Copy each line containing the word "content" from the records that follow, please.

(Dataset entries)
━━━━
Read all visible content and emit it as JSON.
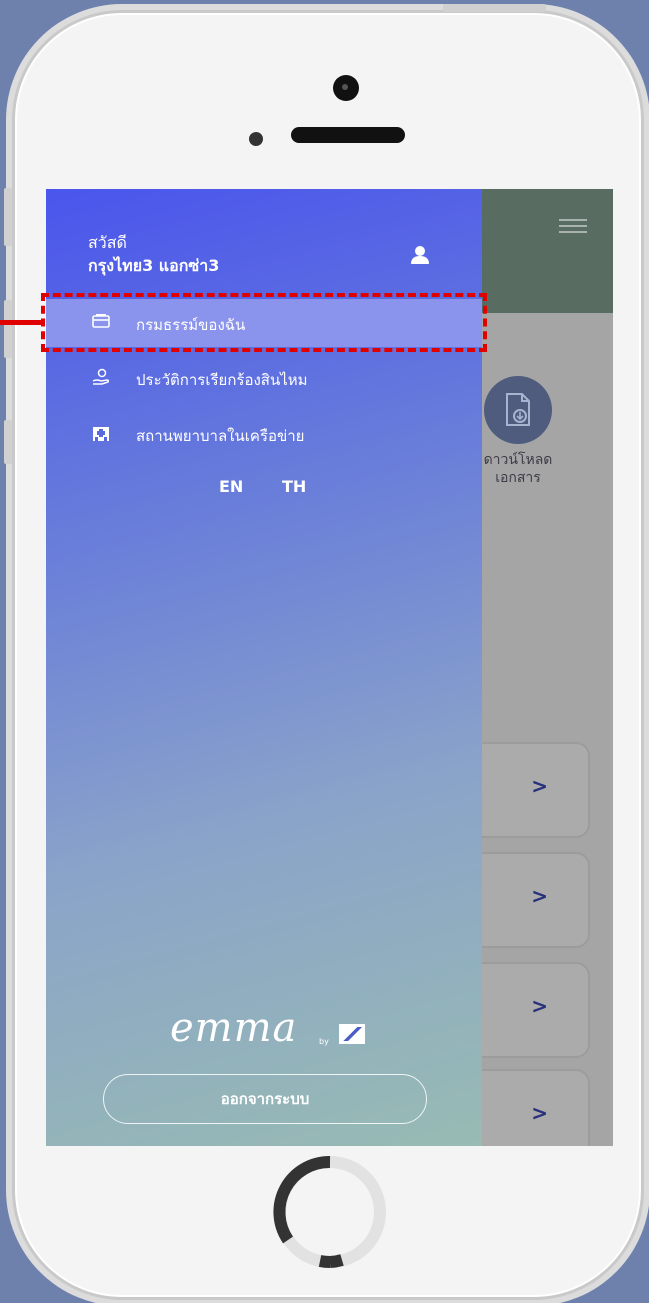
{
  "drawer": {
    "greeting": "สวัสดี",
    "user_name": "กรุงไทย3 แอกซ่า3",
    "menu": [
      {
        "label": "กรมธรรม์ของฉัน",
        "icon": "card-icon",
        "active": true
      },
      {
        "label": "ประวัติการเรียกร้องสินไหม",
        "icon": "hand-coin-icon",
        "active": false
      },
      {
        "label": "สถานพยาบาลในเครือข่าย",
        "icon": "hospital-icon",
        "active": false
      }
    ],
    "languages": [
      "EN",
      "TH"
    ],
    "logo_text": "emma",
    "logo_by": "by",
    "logout_label": "ออกจากระบบ"
  },
  "background_app": {
    "download_label_line1": "ดาวน์โหลด",
    "download_label_line2": "เอกสาร",
    "chevron": ">"
  },
  "colors": {
    "drawer_top": "#4a55ec",
    "drawer_bottom": "#98bbb3",
    "active_item": "#8b94ec",
    "highlight": "#e10000"
  }
}
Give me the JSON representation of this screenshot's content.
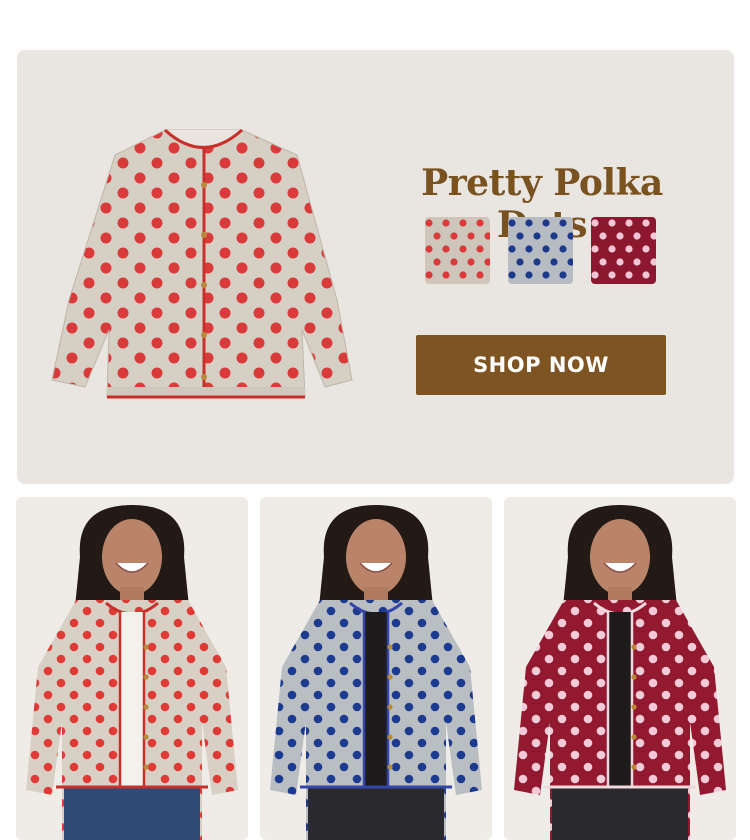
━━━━
COMPLETED TASK:
Read all visible content and emit it as JSON.
Give me the JSON representation of this screenshot's content.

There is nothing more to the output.